= Beginning of Section =
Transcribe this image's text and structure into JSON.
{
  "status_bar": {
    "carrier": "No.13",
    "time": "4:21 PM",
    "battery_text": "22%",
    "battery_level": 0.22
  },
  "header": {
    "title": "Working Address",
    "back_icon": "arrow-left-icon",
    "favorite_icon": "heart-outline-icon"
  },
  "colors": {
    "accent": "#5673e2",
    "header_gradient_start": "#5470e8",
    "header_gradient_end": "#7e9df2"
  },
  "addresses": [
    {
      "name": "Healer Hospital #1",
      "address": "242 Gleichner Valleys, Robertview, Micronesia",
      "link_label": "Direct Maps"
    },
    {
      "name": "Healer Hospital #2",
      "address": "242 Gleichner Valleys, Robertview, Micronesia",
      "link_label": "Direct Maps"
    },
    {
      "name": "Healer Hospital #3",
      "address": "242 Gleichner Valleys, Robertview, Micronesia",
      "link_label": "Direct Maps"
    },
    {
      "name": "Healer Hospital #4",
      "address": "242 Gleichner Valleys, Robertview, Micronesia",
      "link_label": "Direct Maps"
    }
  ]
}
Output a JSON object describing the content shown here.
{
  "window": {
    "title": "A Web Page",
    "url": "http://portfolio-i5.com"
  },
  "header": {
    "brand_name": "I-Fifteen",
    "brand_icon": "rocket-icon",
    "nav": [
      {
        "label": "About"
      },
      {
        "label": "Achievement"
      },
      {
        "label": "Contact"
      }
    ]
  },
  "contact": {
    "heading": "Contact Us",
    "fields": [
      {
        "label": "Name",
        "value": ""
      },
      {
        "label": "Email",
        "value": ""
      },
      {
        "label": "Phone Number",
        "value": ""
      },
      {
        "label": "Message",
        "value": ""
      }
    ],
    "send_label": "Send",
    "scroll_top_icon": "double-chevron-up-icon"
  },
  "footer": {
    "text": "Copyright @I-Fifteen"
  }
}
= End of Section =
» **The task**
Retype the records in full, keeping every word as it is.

» **Output for this exercise**
Transcribe this image's text and structure into JSON.
{
  "status_bar": {
    "carrier": "No.13",
    "time": "4:21 PM",
    "battery_text": "22%",
    "battery_level": 0.22
  },
  "header": {
    "title": "Working Address",
    "back_icon": "arrow-left-icon",
    "favorite_icon": "heart-outline-icon"
  },
  "colors": {
    "accent": "#5673e2",
    "header_gradient_start": "#5470e8",
    "header_gradient_end": "#7e9df2"
  },
  "addresses": [
    {
      "name": "Healer Hospital #1",
      "address": "242 Gleichner Valleys, Robertview, Micronesia",
      "link_label": "Direct Maps"
    },
    {
      "name": "Healer Hospital #2",
      "address": "242 Gleichner Valleys, Robertview, Micronesia",
      "link_label": "Direct Maps"
    },
    {
      "name": "Healer Hospital #3",
      "address": "242 Gleichner Valleys, Robertview, Micronesia",
      "link_label": "Direct Maps"
    },
    {
      "name": "Healer Hospital #4",
      "address": "242 Gleichner Valleys, Robertview, Micronesia",
      "link_label": "Direct Maps"
    }
  ]
}
Output a JSON object describing the content shown here.
{
  "window": {
    "title": "A Web Page",
    "url": "http://portfolio-i5.com"
  },
  "header": {
    "brand_name": "I-Fifteen",
    "brand_icon": "rocket-icon",
    "nav": [
      {
        "label": "About"
      },
      {
        "label": "Achievement"
      },
      {
        "label": "Contact"
      }
    ]
  },
  "contact": {
    "heading": "Contact Us",
    "fields": [
      {
        "label": "Name",
        "value": ""
      },
      {
        "label": "Email",
        "value": ""
      },
      {
        "label": "Phone Number",
        "value": ""
      },
      {
        "label": "Message",
        "value": ""
      }
    ],
    "send_label": "Send",
    "scroll_top_icon": "double-chevron-up-icon"
  },
  "footer": {
    "text": "Copyright @I-Fifteen"
  }
}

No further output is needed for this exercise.